The numerator is the top part of a fraction that represents the number of equal parts being considered. It is the part of the fraction that tells you how many parts of the whole you are talking about. For example, in the fraction 3/5, the numerator is 3, which means you are referring to 3 parts out of the total 5 parts.

**Definition:**The numerator is the number above the fraction line in a fraction. It represents the number of equal parts being considered or counted.**Relationship to the Whole:**The numerator tells us how many parts of the whole are being considered. For example, in the fraction 2/3, the numerator is 2, indicating that 2 parts out of the total 3 parts are being referred to.**Representation:**The numerator is always written above the fraction line, and it is the first number in a fraction.

- Understand the definition of a numerator and its position in a fraction.
- Practice identifying the numerator in various fractions.
- Learn how to compare numerators in fractions to determine which fraction represents a larger or smaller quantity.
- Practice converting between improper fractions and mixed numbers, paying attention to the numerator in each representation.
- Solve word problems and real-life scenarios using fractions, and identify the role of the numerator in each problem.

By mastering the concept of a numerator, you will have a solid understanding of how fractions work and be able to use them in various mathematical operations.

Study GuideIntroduction to Percent Worksheet/Answer key

Introduction to Percent Worksheet/Answer key

Introduction to Percent Worksheet/Answer key

Introduction to Percent Worksheet/Answer keyIntroduction to Percent

Number and Operations (NCTM)

Understand numbers, ways of representing numbers, relationships among numbers, and number systems.

Work flexibly with fractions, decimals, and percents to solve problems.

Develop meaning for percents greater than 100 and less than 1.

Grade 7 Curriculum Focal Points (NCTM)

Number and Operations and Algebra and Geometry: Developing an understanding of and applying proportionality, including similarity

Students extend their work with ratios to develop an understanding of proportionality that they apply to solve single and multi-step problems in numerous contexts. They use ratio and proportionality to solve a wide variety of percent problems, including problems involving discounts, interest, taxes, tips, and percent increase or decrease. They also solve problems about similar objects (including figures) by using scale factors that relate corresponding lengths of the objects or by using the fact that relationships of lengths within an object are preserved in similar objects. Students graph proportional relationships and identify the unit rate as the slope of the related line. They distinguish proportional relationships (y/x = k, or y = kx) from other relationships, including inverse proportionality (xy = k, or y = k/x).
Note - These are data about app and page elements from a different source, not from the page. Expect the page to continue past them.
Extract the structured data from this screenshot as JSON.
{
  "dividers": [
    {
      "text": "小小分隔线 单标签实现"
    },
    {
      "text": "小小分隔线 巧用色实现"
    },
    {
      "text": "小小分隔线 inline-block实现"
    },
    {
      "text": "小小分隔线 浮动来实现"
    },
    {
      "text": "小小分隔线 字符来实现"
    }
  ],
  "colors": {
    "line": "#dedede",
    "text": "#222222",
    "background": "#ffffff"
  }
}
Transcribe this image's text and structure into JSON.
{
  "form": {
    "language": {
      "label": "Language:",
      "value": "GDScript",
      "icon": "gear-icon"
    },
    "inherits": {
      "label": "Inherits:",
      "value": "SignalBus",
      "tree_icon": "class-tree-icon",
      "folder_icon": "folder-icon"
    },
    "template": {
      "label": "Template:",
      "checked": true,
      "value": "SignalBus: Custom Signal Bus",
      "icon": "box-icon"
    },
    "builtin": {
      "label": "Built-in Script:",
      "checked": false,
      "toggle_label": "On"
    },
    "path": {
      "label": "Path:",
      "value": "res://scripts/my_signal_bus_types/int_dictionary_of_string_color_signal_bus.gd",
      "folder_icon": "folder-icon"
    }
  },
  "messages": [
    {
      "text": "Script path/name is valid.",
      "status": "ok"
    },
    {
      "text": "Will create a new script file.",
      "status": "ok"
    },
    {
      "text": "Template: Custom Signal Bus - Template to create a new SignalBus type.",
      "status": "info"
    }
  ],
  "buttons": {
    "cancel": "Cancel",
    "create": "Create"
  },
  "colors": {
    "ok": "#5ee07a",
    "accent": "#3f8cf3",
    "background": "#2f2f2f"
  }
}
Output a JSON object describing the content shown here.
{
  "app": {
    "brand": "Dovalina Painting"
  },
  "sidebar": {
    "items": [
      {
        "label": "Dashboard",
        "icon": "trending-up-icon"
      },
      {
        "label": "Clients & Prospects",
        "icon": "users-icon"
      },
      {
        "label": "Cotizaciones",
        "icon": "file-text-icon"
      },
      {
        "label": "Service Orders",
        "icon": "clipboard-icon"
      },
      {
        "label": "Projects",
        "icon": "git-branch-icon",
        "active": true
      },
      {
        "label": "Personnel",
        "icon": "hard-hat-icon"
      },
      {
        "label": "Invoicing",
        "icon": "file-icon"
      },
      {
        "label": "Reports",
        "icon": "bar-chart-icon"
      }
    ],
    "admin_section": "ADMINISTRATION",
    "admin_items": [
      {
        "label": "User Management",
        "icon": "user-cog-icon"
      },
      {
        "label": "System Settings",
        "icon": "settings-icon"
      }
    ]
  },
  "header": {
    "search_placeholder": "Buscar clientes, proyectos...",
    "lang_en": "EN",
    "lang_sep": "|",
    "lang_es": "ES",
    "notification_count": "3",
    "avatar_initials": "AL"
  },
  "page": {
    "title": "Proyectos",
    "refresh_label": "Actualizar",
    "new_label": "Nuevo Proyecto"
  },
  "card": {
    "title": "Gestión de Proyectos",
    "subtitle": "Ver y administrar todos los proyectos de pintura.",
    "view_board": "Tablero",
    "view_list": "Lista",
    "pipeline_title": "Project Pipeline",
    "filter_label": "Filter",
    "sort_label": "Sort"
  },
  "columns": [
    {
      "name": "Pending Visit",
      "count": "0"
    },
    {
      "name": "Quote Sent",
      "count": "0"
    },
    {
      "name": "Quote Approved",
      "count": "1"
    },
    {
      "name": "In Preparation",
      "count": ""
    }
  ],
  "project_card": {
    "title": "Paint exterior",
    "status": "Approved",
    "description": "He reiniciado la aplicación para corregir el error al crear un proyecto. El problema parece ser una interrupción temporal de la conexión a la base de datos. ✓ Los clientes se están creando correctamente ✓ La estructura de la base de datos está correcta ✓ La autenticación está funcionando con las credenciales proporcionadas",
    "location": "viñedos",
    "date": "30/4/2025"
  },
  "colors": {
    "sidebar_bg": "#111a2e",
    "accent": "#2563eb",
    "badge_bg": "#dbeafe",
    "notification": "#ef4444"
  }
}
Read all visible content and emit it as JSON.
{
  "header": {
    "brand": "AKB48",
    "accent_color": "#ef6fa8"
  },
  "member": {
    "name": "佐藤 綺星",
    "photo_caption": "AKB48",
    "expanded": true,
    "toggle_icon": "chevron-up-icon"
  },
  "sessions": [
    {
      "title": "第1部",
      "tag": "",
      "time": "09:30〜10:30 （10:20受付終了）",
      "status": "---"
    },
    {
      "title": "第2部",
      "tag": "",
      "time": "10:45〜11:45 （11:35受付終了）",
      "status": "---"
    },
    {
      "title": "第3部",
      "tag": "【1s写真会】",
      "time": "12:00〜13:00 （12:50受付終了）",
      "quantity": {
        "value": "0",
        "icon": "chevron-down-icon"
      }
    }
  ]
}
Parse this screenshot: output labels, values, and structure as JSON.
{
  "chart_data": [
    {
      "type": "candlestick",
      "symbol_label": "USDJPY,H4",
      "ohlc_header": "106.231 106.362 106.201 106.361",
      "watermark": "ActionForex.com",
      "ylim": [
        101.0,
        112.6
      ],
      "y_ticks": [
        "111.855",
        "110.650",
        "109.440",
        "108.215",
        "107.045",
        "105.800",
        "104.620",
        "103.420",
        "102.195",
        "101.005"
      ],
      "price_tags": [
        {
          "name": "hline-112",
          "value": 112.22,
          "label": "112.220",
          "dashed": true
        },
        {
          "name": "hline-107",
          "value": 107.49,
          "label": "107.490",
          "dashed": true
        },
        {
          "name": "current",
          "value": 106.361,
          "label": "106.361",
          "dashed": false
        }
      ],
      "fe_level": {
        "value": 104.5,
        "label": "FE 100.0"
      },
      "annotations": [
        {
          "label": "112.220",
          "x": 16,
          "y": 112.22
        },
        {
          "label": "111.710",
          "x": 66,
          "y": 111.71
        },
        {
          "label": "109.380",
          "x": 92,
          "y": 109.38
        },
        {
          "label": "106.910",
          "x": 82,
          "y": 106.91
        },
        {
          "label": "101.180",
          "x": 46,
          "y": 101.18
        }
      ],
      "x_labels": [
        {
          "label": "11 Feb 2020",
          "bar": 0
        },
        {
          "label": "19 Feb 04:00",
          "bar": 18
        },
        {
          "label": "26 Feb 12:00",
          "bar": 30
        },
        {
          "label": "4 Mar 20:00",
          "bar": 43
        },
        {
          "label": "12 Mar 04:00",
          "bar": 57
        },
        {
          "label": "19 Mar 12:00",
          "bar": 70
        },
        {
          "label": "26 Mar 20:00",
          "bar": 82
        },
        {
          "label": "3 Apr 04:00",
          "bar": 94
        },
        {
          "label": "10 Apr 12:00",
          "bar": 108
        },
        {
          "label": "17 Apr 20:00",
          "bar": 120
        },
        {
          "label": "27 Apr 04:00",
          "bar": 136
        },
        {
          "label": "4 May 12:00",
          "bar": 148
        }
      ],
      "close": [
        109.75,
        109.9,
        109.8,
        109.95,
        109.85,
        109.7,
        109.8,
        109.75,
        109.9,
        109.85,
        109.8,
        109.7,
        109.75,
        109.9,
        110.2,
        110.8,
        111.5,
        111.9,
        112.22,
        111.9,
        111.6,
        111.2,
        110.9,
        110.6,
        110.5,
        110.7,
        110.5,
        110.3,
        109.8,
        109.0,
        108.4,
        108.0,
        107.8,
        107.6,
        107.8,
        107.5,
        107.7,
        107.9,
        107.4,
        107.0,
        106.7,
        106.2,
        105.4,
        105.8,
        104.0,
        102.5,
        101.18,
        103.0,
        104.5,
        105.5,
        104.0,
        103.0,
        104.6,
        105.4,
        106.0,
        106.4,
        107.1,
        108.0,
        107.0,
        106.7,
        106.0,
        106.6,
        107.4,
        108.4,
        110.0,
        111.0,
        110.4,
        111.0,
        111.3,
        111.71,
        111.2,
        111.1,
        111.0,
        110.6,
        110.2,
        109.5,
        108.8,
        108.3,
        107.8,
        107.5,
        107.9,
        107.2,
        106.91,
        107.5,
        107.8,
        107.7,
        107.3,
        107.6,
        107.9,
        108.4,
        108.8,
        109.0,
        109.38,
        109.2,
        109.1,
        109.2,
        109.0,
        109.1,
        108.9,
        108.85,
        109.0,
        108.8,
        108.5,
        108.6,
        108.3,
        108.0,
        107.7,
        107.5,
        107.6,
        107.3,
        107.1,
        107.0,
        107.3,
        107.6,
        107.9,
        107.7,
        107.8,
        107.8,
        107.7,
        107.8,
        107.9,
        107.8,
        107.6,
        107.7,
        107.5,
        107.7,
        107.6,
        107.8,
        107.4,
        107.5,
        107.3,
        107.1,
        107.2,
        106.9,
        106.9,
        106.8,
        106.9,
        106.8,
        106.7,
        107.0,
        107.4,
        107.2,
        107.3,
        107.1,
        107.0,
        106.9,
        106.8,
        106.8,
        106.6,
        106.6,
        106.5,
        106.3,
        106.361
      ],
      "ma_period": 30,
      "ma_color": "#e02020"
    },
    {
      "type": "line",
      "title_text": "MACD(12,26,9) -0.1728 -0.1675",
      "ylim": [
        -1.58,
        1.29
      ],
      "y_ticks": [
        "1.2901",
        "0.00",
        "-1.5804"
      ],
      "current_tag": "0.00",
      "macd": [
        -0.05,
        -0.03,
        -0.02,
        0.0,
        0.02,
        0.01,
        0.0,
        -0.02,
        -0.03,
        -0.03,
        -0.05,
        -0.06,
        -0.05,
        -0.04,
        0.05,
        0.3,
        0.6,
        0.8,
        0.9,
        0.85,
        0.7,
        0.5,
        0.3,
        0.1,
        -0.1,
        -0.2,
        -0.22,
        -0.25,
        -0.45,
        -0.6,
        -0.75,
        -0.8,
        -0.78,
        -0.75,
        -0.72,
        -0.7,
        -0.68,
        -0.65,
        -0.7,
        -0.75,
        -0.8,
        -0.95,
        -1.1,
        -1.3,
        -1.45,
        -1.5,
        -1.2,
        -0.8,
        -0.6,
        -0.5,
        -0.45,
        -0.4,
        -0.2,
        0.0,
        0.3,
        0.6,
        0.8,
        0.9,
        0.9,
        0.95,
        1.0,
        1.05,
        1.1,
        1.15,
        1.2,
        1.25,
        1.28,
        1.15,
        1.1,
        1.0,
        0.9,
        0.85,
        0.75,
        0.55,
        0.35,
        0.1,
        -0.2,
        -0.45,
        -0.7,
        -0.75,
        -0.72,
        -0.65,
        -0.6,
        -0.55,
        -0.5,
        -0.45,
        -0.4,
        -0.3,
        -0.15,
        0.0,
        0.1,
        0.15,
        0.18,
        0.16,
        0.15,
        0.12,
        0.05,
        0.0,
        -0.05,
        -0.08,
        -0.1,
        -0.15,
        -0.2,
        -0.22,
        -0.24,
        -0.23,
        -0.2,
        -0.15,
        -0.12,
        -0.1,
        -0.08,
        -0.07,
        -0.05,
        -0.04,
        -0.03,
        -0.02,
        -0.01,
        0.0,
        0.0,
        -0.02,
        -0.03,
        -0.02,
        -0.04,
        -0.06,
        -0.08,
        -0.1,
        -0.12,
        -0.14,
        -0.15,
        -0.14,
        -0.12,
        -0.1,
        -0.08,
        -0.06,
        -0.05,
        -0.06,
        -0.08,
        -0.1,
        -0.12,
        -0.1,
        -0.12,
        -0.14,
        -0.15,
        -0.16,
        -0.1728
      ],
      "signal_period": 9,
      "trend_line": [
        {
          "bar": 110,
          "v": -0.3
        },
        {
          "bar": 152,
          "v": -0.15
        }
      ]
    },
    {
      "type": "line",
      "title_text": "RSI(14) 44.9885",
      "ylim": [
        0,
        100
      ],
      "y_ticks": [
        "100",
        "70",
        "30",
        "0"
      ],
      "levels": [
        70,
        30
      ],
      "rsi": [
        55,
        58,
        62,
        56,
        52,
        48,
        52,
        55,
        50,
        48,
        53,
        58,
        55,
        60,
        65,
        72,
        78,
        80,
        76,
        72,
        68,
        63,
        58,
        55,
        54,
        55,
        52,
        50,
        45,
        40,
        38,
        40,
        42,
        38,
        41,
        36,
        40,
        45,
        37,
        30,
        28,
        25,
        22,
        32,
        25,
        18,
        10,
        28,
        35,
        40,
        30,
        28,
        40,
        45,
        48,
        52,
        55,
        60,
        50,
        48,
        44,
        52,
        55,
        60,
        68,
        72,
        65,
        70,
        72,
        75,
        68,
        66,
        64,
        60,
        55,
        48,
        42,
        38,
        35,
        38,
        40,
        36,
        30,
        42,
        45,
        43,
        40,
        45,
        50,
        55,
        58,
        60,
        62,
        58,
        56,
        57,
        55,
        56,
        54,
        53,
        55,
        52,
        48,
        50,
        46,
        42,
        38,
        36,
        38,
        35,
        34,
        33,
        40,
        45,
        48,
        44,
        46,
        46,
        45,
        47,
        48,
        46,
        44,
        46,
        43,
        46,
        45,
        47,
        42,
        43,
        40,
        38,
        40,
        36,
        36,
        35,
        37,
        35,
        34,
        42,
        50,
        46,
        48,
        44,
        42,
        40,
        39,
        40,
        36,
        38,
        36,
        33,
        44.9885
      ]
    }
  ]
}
Number and Operations and Algebra: Developing an understanding of operations on all rational numbers and solving linear equations

Students extend understandings of addition, subtraction, multiplication, and division, together with their properties, to all rational numbers, including negative integers. By applying properties of arithmetic and considering negative numbers in everyday contexts (e.g., situations of owing money or measuring elevations above and below sea level), students explain why the rules for adding, subtracting, multiplying, and dividing with negative numbers make sense. They use the arithmetic of rational numbers as they formulate and solve linear equations in one variable and use these equations to solve problems. Students make strategic choices of procedures to solve linear equations in one variable and implement them efficiently, understanding that when they use the properties of equality to express an equation in a new way, solutions that they obtain for the new equation also solve the original equation.

Connections to the Grade 7 Focal Points (NCTM)

Number and Operations: In grade 4, students used equivalent fractions to determine the decimal representations of fractions that they could represent with terminating decimals. Students now use division to express any fraction as a decimal, including fractions that they must represent with infinite decimals. They find this method useful when working with proportions, especially those involving percents. Students connect their work with dividing fractions to solving equations of the form ax = b, where a and b are fractions. Students continue to develop their understanding of multiplication and division and the structure of numbers by determining if a counting number greater than 1 is a prime, and if it is not, by factoring it into a product of primes.